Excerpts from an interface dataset
- - - - - - -

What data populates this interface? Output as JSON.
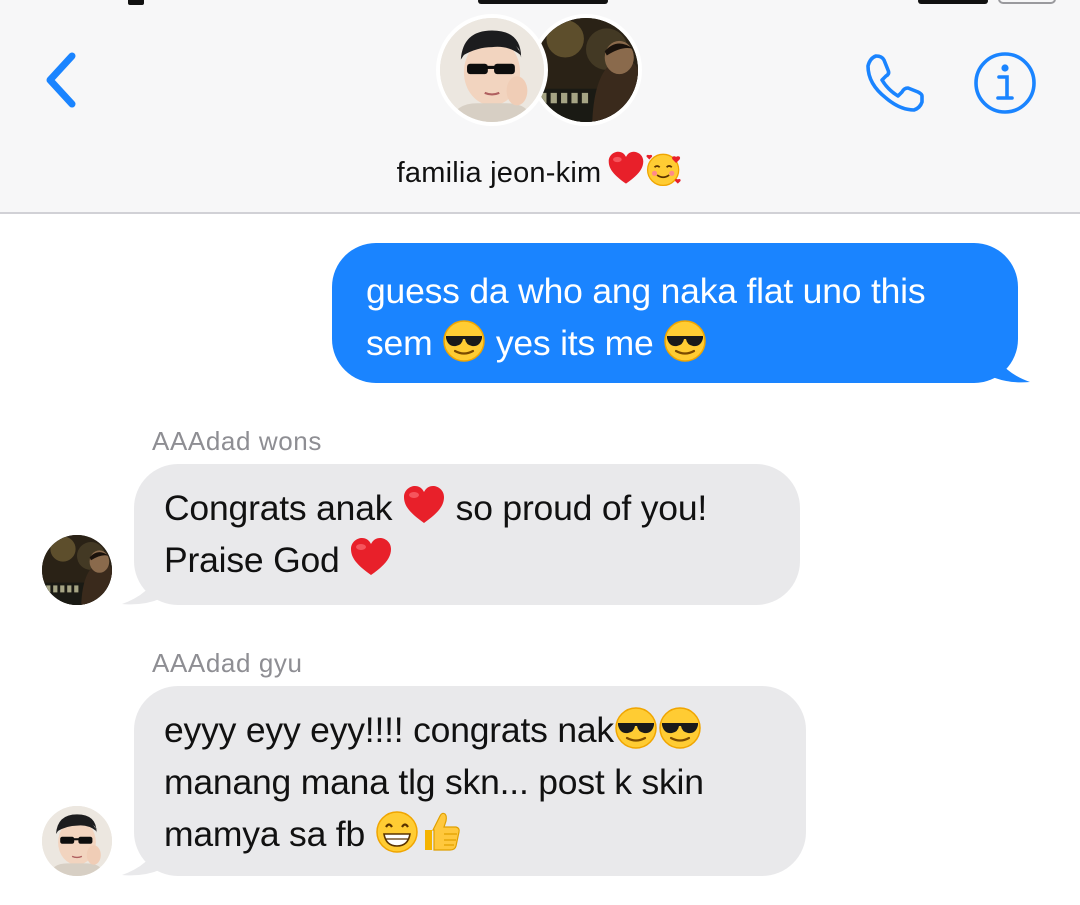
{
  "header": {
    "back_label": "",
    "group_name": "familia jeon-kim",
    "title_emojis": [
      "red-heart-emoji",
      "smiling-face-with-hearts-emoji"
    ],
    "actions": [
      "phone-icon",
      "info-icon"
    ],
    "accent_color": "#1a84ff"
  },
  "messages": [
    {
      "direction": "outgoing",
      "line1": "guess da who ang naka flat uno this",
      "line2_a": "sem",
      "line2_b": "yes its me",
      "emojis": [
        "sunglasses-emoji",
        "sunglasses-emoji"
      ]
    },
    {
      "direction": "incoming",
      "sender": "AAAdad wons",
      "line1_a": "Congrats anak",
      "line1_b": "so proud of you!",
      "line2_a": "Praise God",
      "emojis": [
        "red-heart-emoji",
        "red-heart-emoji"
      ]
    },
    {
      "direction": "incoming",
      "sender": "AAAdad gyu",
      "line1_a": "eyyy eyy eyy!!!! congrats nak",
      "line2": "manang mana tlg skn... post k skin",
      "line3_a": "mamya sa fb",
      "emojis": [
        "sunglasses-emoji",
        "sunglasses-emoji",
        "grinning-face-emoji",
        "thumbs-up-emoji"
      ]
    }
  ],
  "colors": {
    "outgoing_bubble": "#1a84ff",
    "incoming_bubble": "#e9e9eb",
    "sender_text": "#8e8e93",
    "header_bg": "#f7f7f8"
  }
}
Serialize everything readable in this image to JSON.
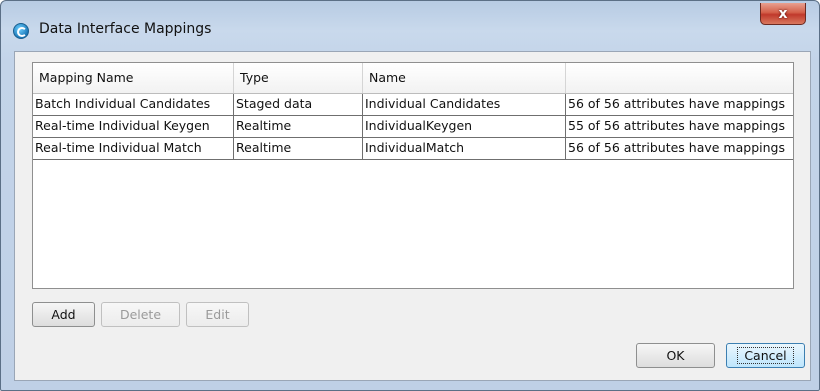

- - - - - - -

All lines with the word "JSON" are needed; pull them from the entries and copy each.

What data populates this interface? Output as JSON.
Serialize everything readable in this image to JSON.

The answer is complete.